Once again, the Penguins could not hold the lead. Dzingel set up at the right post and banged home a rebound off Erik Karlsson's shot that hit the left post and caromed off Murray's back right to Dzingel's stick.

Notes
The home team is 21-20 in overtime Game 7s in NHL playoff history. ... Pittsburgh F Patric Hornqvist skated during warmups, but was held out of the lineup for a sixth straight game with an upper-body injury. ... Karlsson had 16 assists in the playoffs to set a team record. ... The Penguins are 10-7 in Game 7s. ... It was the fifth one-goal game of the series.

Howie Kendrick hit by pitch twice, removed from rehab start at Triple A

Howie Kendrick hit by pitch twice, removed from rehab start at Triple A

Howie Kendrick experienced a painful rehab start on Thursday night.

Rehabbing with Triple A Lehigh Valley, Kendrick was hit by a pitch twice before being removed after the sixth inning of the IronPigs' 8-4 loss to Indianapolis at Coca-Cola Park.

Both times Kendrick was plunked in the upper left arm, according to Tom Housenick of the Morning Call.

There was no update on if Kendrick was injured or taken out for precautionary reasons.
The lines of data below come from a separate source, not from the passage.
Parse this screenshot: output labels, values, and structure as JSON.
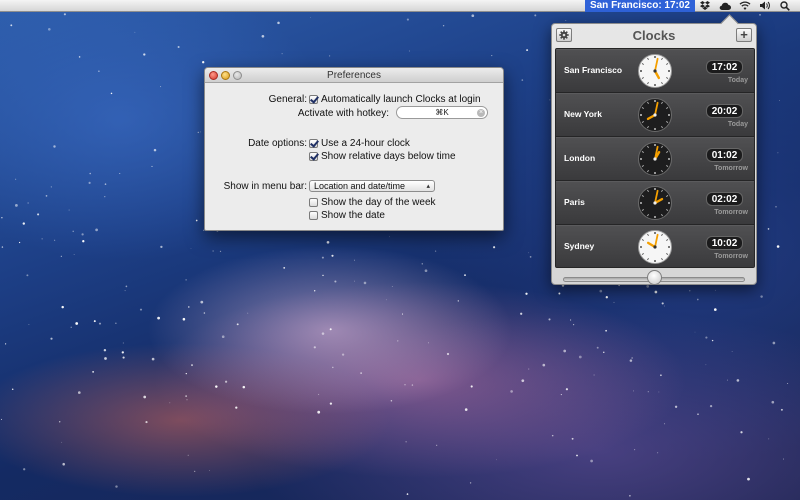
{
  "menubar": {
    "clock_text": "San Francisco: 17:02",
    "icons": [
      "dropbox-icon",
      "cloud-icon",
      "wifi-icon",
      "volume-icon",
      "spotlight-search-icon"
    ]
  },
  "preferences": {
    "title": "Preferences",
    "general_label": "General:",
    "auto_launch_label": "Automatically launch Clocks at login",
    "auto_launch_checked": true,
    "hotkey_label": "Activate with hotkey:",
    "hotkey_value": "⌘K",
    "date_options_label": "Date options:",
    "use_24_label": "Use a 24-hour clock",
    "use_24_checked": true,
    "relative_days_label": "Show relative days below time",
    "relative_days_checked": true,
    "menubar_label": "Show in menu bar:",
    "menubar_select_value": "Location and date/time",
    "day_of_week_label": "Show the day of the week",
    "day_of_week_checked": false,
    "show_date_label": "Show the date",
    "show_date_checked": false
  },
  "clocks": {
    "title": "Clocks",
    "settings_icon": "gear-icon",
    "add_label": "+",
    "slider_value": 0.5,
    "cities": [
      {
        "name": "San Francisco",
        "time": "17:02",
        "day": "Today",
        "theme": "light",
        "hour": 17,
        "minute": 2
      },
      {
        "name": "New York",
        "time": "20:02",
        "day": "Today",
        "theme": "dark",
        "hour": 20,
        "minute": 2
      },
      {
        "name": "London",
        "time": "01:02",
        "day": "Tomorrow",
        "theme": "dark",
        "hour": 1,
        "minute": 2
      },
      {
        "name": "Paris",
        "time": "02:02",
        "day": "Tomorrow",
        "theme": "dark",
        "hour": 2,
        "minute": 2
      },
      {
        "name": "Sydney",
        "time": "10:02",
        "day": "Tomorrow",
        "theme": "light",
        "hour": 10,
        "minute": 2
      }
    ]
  },
  "colors": {
    "menubar_highlight": "#2f62d8",
    "clock_accent": "#f5a000",
    "panel_dark": "#3d3d3f"
  }
}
Thursday marked Kendrick's second rehab start as he recovers from an oblique strain that has sidelined him since April 15.

The Phillies' leftfielder started at third base Thursday. At the beginning of his rehab assignment, Kendrick was expected to play four games and see time at third and first base, as well as in left field.

Kendrick made a throwing error at third on Thursday and finished 0 for 1 with a run scored. In his two games, he's 0 for 3 with two strikeouts.

Kendrick hit .333 with four doubles, a triple and five RBIs in 10 games with the Phillies prior to landing on the DL.

When he returns, he could see time at third base instead of left field if Maikel Franco continues to struggle (see story).